Moreover Josiah kept a passover unto the LORD in Jerusalem: and they killed the passover on the fourteenth day of the first month. And he set the priests in their charges, and encouraged them to the service of the house of the LORD . . . . And Josiah gave to the people, of the flock, lambs and kids, all for the passover offerings, for all that were present, to the number of thirty thousand, and three thousand bullocks: these were of the king’s substance. And his princes gave willingly unto the people, to the priests, and to the Levites: Hilkiah and Zechariah and Jehiel, rulers of the house of God, gave unto the priests for the passover offerings two thousand and six hundred [small cattle], and three hundred oxen. Conaniah also, and Shemaiah and Nethaneel, his brethren, and Hashabiah and Jeiel and Jozabad, chief of the Levites, gave unto the Levites for passover offerings five thousand small cattle, and five hundred oxen . . . . And the children of Israel that were present kept the passover at that time, and the feast of unleavened bread seven days. And there was no passover like to that kept in Israel from the days of Samuel the prophet; neither did all the kings of Israel keep such a passover as Josiah kept, and the priests, and the Levites, and all Judah and Israel that were present, and the inhabitants of Jerusalem (2 Chr. 35:1-2, 7-9, 17-18).
Notice what the Bible has to say about this great king.

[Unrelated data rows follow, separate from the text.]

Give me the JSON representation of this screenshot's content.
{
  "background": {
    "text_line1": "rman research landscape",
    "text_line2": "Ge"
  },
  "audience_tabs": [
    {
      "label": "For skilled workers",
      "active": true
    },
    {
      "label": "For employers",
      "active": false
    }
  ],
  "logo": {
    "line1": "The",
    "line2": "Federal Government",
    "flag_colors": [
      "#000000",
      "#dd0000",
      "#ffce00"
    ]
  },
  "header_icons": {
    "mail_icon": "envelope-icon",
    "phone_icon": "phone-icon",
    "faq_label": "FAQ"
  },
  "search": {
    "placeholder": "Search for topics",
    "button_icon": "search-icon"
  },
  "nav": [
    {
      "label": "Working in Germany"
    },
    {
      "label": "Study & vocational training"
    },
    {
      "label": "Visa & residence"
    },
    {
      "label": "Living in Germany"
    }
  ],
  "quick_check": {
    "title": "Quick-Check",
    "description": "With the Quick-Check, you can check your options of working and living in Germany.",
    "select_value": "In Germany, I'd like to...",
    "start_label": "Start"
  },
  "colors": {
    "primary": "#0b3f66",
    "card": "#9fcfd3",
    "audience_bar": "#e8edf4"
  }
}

“And like unto him was there no king before him, that turned to the LORD with all his heart, and with all his soul, and with all his might, according to all the law of Moses; neither after him arose there any like him” (2 Kings 23:25). In spite of Josiah’s dynamic effort to restore God’s Way of life in his nation, we read: “Notwithstanding the LORD turned not from the fierceness of his great wrath, wherewith his anger was kindled against Judah, because of all the provocations that Manasseh had provoked him withal. And the LORD said, I will remove Judah also out of my sight, as I have removed Israel, and will cast off this city Jerusalem which I have chosen, and the house of which I said, My name shall be there” (vv. 26-27).
Sadly in the prime of life, this righteous king was killed. He was 39 years of age. Judah had been a vassal state of Assyria for some time, and when Pharaoh came out of Egypt to fight the Babylonians, Josiah opposed him. Perhaps he felt this Egyptian army posed a threat to his land, as he could not be dissuaded.
After all this, when Josiah had prepared the temple, Necho king of Egypt came up to fight against Carchemish by Euphrates: and Josiah went out against him. But he sent ambassadors to him, saying, What have I to do with thee, thou king of Judah? come not against thee this day, but against the house wherewith I have war: for God commanded me to make haste: forbear thee from meddling with God, who is with me, that he destroy thee not. Nevertheless Josiah would not turn his face from him, but disguised himself, that he might fight with him, and hearkened not unto the words of Necho from the mouth of God, and came to fight in the valley of Megiddo. And the archers shot at king Josiah; and the king said to his servants, Have me away; for I am sore wounded. His servants therefore took him out of that chariot, and put him in the second chariot that he had; and they brought him to Jerusalem, and he died, and was buried in one of the sepulchres of his fathers. And all Judah and Jerusalem mourned for Josiah. And Jeremiah lamented for Josiah: and all the singing men and the singing women spake of Josiah in their lamentations to this day, and made them an ordinance in Israel: and, behold, they are written in the lamentations. Now the rest of the acts of Josiah, and his goodness, according to that which was written in the law of the LORD, And his deeds, first and last, behold, they are written in the book of the kings of Israel and Judah. (2 Chr. 35:20-27)
Josiah was one of the most righteous kings of the Old Testament. After his death, exactly as God had foreseen, the people returned to idolatry. It was only a few short years afterwards that the kingdom of Judah, like the kingdom of Israel in the north, went into national captivity and was deported from the land.